As the time comes closer to plant the starts outside, prepare the ground in readiness for them. Amend the soil with compost, if necessary. Dig a hole slightly larger than the root ball of the plant, and mix an appropriate organic fertilizer into the soil at the bottom of the hole, if desired. Be sure to mix the soil and the fertilizer together so as not to shock the young roots with concentrated fertilizer.
The seedlings should be removed gently from their containers. The roots should be encouraged to spread out into the surrounding soil. Sometimes, this means that the root ball should be broken apart slightly so that the roots do not just grow in circles. If a few roots have to break in order to spread the entire root ball out, that’s better than having a rootball that is too constricted.
Water the starts well, and keep them watered well as they acclimate to their new life in the garden. With any luck, and continued care, you’ll be harvesting fruits, vegetables, and flowers all season long.
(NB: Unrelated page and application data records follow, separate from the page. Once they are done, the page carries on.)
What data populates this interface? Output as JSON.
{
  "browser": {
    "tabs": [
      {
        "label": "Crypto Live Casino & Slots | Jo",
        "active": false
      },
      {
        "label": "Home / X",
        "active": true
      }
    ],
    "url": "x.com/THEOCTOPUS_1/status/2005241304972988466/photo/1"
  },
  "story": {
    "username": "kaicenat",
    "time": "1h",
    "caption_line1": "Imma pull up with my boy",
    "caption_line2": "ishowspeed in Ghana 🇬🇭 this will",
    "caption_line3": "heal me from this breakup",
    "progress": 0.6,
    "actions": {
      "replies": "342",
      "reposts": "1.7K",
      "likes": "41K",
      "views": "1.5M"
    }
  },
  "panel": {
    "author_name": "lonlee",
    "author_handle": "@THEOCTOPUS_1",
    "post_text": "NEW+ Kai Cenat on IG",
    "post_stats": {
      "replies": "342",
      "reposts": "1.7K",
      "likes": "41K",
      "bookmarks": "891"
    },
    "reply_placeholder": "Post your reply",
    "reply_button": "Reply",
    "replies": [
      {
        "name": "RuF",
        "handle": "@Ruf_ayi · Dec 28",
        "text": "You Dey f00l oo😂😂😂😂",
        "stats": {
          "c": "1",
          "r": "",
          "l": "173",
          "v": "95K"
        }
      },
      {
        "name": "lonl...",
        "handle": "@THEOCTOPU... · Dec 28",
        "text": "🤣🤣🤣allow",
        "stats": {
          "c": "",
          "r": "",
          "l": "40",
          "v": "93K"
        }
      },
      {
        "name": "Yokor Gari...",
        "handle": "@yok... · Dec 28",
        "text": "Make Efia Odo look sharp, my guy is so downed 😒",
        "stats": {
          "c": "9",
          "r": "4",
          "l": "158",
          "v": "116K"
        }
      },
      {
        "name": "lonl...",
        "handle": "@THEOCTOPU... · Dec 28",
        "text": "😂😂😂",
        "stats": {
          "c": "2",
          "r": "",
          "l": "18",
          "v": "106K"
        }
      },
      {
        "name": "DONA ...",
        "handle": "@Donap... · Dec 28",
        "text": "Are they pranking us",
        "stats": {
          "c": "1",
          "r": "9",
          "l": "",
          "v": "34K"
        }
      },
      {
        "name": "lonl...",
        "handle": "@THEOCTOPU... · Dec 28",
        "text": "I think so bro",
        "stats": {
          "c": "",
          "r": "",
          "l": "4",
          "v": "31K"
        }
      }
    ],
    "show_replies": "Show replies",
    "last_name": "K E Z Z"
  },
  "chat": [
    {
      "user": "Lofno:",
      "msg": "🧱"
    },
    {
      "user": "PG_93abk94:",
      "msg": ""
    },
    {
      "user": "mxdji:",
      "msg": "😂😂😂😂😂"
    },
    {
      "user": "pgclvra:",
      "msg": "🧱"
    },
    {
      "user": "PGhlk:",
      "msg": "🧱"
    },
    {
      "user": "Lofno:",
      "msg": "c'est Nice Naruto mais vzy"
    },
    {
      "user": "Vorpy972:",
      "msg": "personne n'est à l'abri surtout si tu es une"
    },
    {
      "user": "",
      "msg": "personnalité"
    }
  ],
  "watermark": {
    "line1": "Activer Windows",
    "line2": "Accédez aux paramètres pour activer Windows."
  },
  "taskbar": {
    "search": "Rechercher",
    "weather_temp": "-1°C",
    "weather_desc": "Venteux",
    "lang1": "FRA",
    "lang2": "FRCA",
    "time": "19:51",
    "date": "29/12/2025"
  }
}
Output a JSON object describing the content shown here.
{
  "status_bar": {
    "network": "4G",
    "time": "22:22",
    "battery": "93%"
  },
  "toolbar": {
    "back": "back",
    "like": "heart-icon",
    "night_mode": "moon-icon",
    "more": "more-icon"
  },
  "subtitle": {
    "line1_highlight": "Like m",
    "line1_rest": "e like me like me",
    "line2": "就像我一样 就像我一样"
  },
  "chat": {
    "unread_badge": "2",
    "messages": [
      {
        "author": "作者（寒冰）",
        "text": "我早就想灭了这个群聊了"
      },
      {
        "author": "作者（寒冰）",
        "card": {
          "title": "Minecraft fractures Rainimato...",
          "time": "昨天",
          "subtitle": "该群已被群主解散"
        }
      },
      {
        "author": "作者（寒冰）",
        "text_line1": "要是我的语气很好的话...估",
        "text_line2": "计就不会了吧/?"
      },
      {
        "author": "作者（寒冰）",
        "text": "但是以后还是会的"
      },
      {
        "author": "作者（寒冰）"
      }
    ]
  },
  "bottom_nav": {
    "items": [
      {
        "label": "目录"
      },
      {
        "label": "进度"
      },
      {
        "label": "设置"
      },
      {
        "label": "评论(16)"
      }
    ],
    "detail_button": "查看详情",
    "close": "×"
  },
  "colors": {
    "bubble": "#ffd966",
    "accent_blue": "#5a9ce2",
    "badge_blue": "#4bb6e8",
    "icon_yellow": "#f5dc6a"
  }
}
It’s part of our mission here at Mountain Feed to help you grow beautiful, sustainable, gardens whether you have sprawling acres of farm or just a tiny plot along the highway. Stop by and say hello on Facebook, Twitter, Instagram or Pinterest. Or, as always, you can do it the old fashioned way and come by the store to speak with one of our in-house experts.